[[ Source material open ]]
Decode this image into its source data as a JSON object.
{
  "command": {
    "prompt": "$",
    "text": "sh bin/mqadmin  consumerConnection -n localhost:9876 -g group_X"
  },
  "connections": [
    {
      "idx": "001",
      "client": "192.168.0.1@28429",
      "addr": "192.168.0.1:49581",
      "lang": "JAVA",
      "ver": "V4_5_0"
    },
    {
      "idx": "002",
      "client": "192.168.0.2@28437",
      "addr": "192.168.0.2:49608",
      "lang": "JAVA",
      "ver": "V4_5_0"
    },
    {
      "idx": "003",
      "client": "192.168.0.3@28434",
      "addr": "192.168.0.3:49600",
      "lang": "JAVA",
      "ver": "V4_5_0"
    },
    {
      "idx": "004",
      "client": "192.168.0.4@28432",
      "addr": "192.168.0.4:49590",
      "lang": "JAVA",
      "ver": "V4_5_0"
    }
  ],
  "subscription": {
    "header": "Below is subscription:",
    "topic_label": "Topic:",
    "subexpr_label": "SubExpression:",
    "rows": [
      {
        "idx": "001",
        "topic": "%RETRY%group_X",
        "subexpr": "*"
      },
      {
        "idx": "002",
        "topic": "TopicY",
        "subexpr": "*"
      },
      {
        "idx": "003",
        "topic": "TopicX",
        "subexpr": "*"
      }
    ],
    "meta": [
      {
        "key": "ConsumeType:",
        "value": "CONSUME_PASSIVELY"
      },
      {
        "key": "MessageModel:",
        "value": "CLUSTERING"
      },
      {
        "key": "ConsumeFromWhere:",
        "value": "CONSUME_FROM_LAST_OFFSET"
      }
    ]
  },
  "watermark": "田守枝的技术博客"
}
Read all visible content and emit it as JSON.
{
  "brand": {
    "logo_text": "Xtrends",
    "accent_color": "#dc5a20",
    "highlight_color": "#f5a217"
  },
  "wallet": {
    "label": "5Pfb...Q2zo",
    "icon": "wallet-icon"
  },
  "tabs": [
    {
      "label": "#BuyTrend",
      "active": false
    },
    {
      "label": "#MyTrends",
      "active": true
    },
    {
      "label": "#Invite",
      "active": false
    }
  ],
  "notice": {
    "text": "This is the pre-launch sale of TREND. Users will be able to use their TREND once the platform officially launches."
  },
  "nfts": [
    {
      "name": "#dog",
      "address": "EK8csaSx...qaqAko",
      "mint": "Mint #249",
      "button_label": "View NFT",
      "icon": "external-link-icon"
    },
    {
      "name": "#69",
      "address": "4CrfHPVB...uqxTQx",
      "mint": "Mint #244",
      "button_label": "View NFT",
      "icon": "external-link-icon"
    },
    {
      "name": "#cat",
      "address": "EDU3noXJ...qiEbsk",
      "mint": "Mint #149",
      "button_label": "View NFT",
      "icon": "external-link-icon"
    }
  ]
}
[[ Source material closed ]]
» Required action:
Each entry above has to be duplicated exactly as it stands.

» Task response:
Decode this image into its source data as a JSON object.
{
  "command": {
    "prompt": "$",
    "text": "sh bin/mqadmin  consumerConnection -n localhost:9876 -g group_X"
  },
  "connections": [
    {
      "idx": "001",
      "client": "192.168.0.1@28429",
      "addr": "192.168.0.1:49581",
      "lang": "JAVA",
      "ver": "V4_5_0"
    },
    {
      "idx": "002",
      "client": "192.168.0.2@28437",
      "addr": "192.168.0.2:49608",
      "lang": "JAVA",
      "ver": "V4_5_0"
    },
    {
      "idx": "003",
      "client": "192.168.0.3@28434",
      "addr": "192.168.0.3:49600",
      "lang": "JAVA",
      "ver": "V4_5_0"
    },
    {
      "idx": "004",
      "client": "192.168.0.4@28432",
      "addr": "192.168.0.4:49590",
      "lang": "JAVA",
      "ver": "V4_5_0"
    }
  ],
  "subscription": {
    "header": "Below is subscription:",
    "topic_label": "Topic:",
    "subexpr_label": "SubExpression:",
    "rows": [
      {
        "idx": "001",
        "topic": "%RETRY%group_X",
        "subexpr": "*"
      },
      {
        "idx": "002",
        "topic": "TopicY",
        "subexpr": "*"
      },
      {
        "idx": "003",
        "topic": "TopicX",
        "subexpr": "*"
      }
    ],
    "meta": [
      {
        "key": "ConsumeType:",
        "value": "CONSUME_PASSIVELY"
      },
      {
        "key": "MessageModel:",
        "value": "CLUSTERING"
      },
      {
        "key": "ConsumeFromWhere:",
        "value": "CONSUME_FROM_LAST_OFFSET"
      }
    ]
  },
  "watermark": "田守枝的技术博客"
}
Read all visible content and emit it as JSON.
{
  "brand": {
    "logo_text": "Xtrends",
    "accent_color": "#dc5a20",
    "highlight_color": "#f5a217"
  },
  "wallet": {
    "label": "5Pfb...Q2zo",
    "icon": "wallet-icon"
  },
  "tabs": [
    {
      "label": "#BuyTrend",
      "active": false
    },
    {
      "label": "#MyTrends",
      "active": true
    },
    {
      "label": "#Invite",
      "active": false
    }
  ],
  "notice": {
    "text": "This is the pre-launch sale of TREND. Users will be able to use their TREND once the platform officially launches."
  },
  "nfts": [
    {
      "name": "#dog",
      "address": "EK8csaSx...qaqAko",
      "mint": "Mint #249",
      "button_label": "View NFT",
      "icon": "external-link-icon"
    },
    {
      "name": "#69",
      "address": "4CrfHPVB...uqxTQx",
      "mint": "Mint #244",
      "button_label": "View NFT",
      "icon": "external-link-icon"
    },
    {
      "name": "#cat",
      "address": "EDU3noXJ...qiEbsk",
      "mint": "Mint #149",
      "button_label": "View NFT",
      "icon": "external-link-icon"
    }
  ]
}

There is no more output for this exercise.